"Fans don't want obstructed views. They want to be in on the action," said Kevin Hallinan, senior vice president of security and facility management for Major League Baseball. "One of the greatest thrills of going to the park is catching a foul ball."
Teams also say that netting and other protections could interfere with TV cameras shooting the action. "How would you add the netting anyway?" said Frank Brown, vice president of media relations for the NHL. "Do you run it all the way to the top of the roof? Although it may sound crass, the incidence of people being struck, injured, or disabled is very low."
Neither the NHL nor Major League Baseball teams keep data on injured spectators.
As for legal action, injured spectators pushing for new safety measures have had little luck in court.
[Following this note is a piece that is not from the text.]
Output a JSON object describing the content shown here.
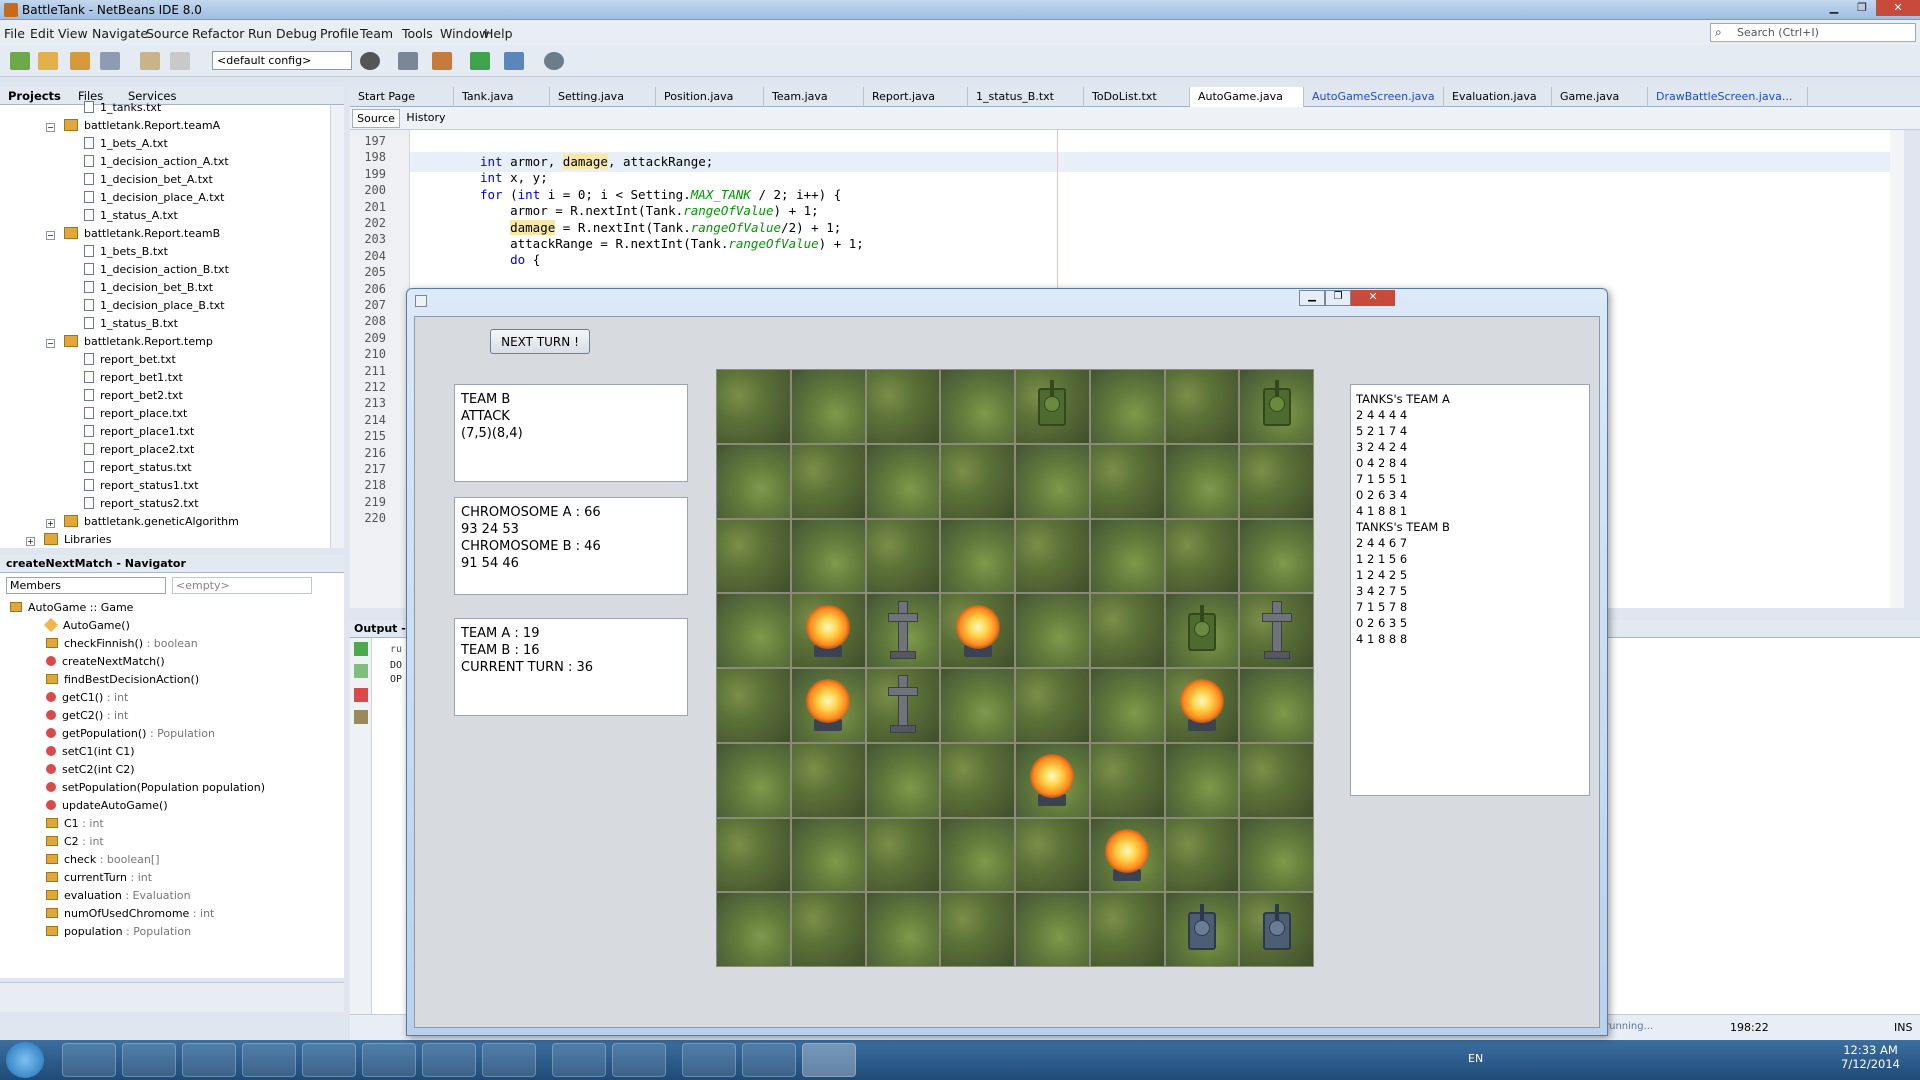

For years, US courts have ruled that spectators at baseball games and other contests assume a risk of being hit by what a Georgia court in 1949 called "foul balls, flying bats, and other like missiles."
Some observers of US sports believe that concerted effort and a good public relations campaign may ultimately sway some teams to take action.
"The analogy of the bicycle helmet is a good one: No one used to wear bicycle helmets when I was a kid," said Richard Lapchick, director of Northeastern University's Center for the Study of Sport in Society. "All it takes is one individual to start something, no matter how farfetched it may seem at the time. Unfortunately, it's probably going to take a dramatic incident of someone getting hurt for something to be done."
That's exactly what Kip LaShoto says he's trying to avoid. After a foul ball hit Yankees coach Don Zimmer in the dugout two years ago, the Yankees and some other teams began putting up the same protective netting in front of their dugouts that LaShoto says should be erected to protect fans.
"It's total hypocrisy," he said. "Is it that they want to protect the players but not the fans?"
Many people think LaShoto has gone off the deep end. The chiropractor says he is designing a special Kevlar outfit for his son. He requires both his son and daughter to wear special caged helmets when they go to Red Sox games. His views about safety have become so strident that he has been kicked off the field at Little League games because some say he was scaring the players.
"He is definitely obsessed," said Tony Romano, who coaches James's baseball team, the Orioles. "He takes things way too seriously, and he treats the kids like they're playing for the Red Sox."
For Frank Deford, a sports commentator and senior writer at Sports Illustrated, safety issues should be taken only so far in professional sports.
"Life is not risk free; it's not a perfect world," he said. "The pleasure that comes from being close to a game, for millions of people, far outweighs the occasional risk that's bound to happen. But weird things happen."
Pushing his son to put on his baseball uniform while the boy was at camp one recent afternoon, LaShoto pointed to James's shatterproof glasses, his dentist-fitted mouthpiece, special sun-blocking undershirt, and the piece of equipment the boy is teased for the most: his athletic supporter.
"We're designing a special vest that would go from his larynx down to his coccyx," he said, pulling James's shirt up to show where it would go. "Only then will the kids really be safe."
David Abel can be reached at firstname.lastname@example.org. Follow him on Twitter @davabel.
Copyright, The Boston Globe